Joe Ricketts is a registered independent, a fiscal conservative, and an outspoken critic of the Obama administration, but he is neither the author nor the funder of the so-called ‘Ricketts Plan’.TD Ameritrade founder Joe Ricketts • In a statement, released via End Spending Action Fund President Brian Baker, denying allegations he intended to implement the “Ricketts Plan” unveiled by the New York Times on Thursday. The plan called for a renewed attack on President Obama’s prior-association with the highly controversial Reverend Jeremiah Wright. Presumed Republican nominee Mitt Romney distanced himself from the ads, and campaign manager Matt Rhoades told reporters, “It’s clear President Obama’s team is running a campaign of character assassination. We repudiate any efforts on our side to do so.” source (via • follow)
» But wait … isn’t that a conflict of interest? Granted, Maher, who leans on the liberal side but has called himself libertarian in the past, doesn’t exactly hide his political views, but considering he’s a commentator who regularly questions both sides of the aisle, you wonder if that crosses an ethical line.

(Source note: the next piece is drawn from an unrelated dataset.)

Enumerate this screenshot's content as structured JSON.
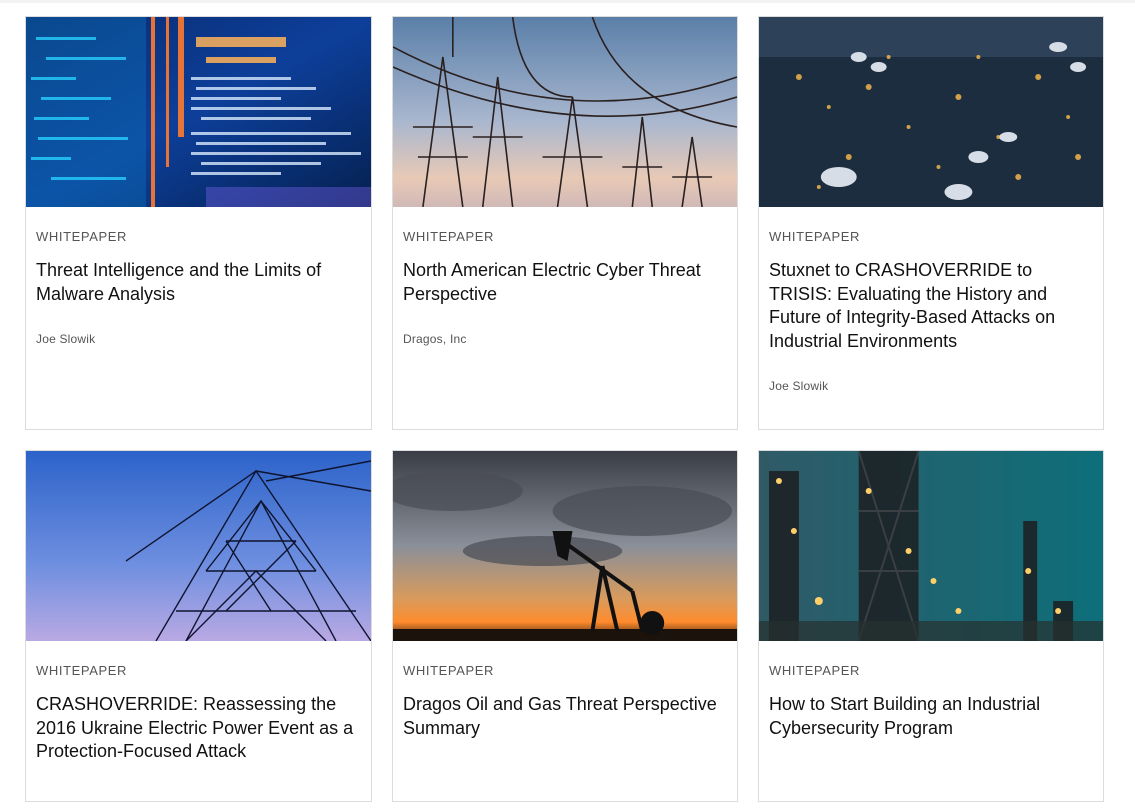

Then again, will his audience care? On the other hand, as the Christian Science Monitor points out, Maher tends to do better, comedy-wise, when there’s a Republican in office, so this might hurt him a little. By the way, Maher’s announcement, which came during a Yahoo webcast, was a bit of a shock to those in the audience, though Maher had fun with the announcement, mocking the name of the Super PAC he’s donating to.
» A massive financial mind share: That’s almost $1 out of every $4 collected by all super PACs this election cycle, and certainly seems to explain exactly how we ended up with the remaining crop of Republican candidates that we have. Bob Perry is a former Tim Pawlenty supporter who switched to Team Romney with a $1 million dollar donation, while the Adelsons — who are ready to boost their support for Winning The Future from $10 million to $20 million — have provided the lifeblood of the Gingrich campaign. Of the remaining four candidates, only Rick Santorum finds himself without support, via Super PAC donations, from one of these five wealthy conservatives.
The President opposed the Citizens United decision. … He continues to support a law to force full disclosure of all funding intended to influence our elections, a reform that was blocked in 2010 by a unanimous Republican filibuster in the U.S. Senate. And the President favors action—by constitutional amendment, if necessary—to place reasonable limits on all such spending. But this cycle, our campaign has to face the reality of the law as it currently stands.Obama campaign manager Jim Messina • From a blog post on BarackObama.com, titled “We Will Not Play by Two Sets of Rules.” In it, Messina attempts to explain why the Obama campaign, despite stated opposition to the Supreme Court’s Citizens United ruling (and ostensibly Super PACs themselves), will be playing the same Super PAC game as the GOP candidate this year. This strikes us as a hard sell, especially to independents — saying President Obama needs to use a corrupted system in the hopes of ending said system doesn’t seem like an argument that would have much appeal to those not already extremely trusting of his administration. source (via • follow)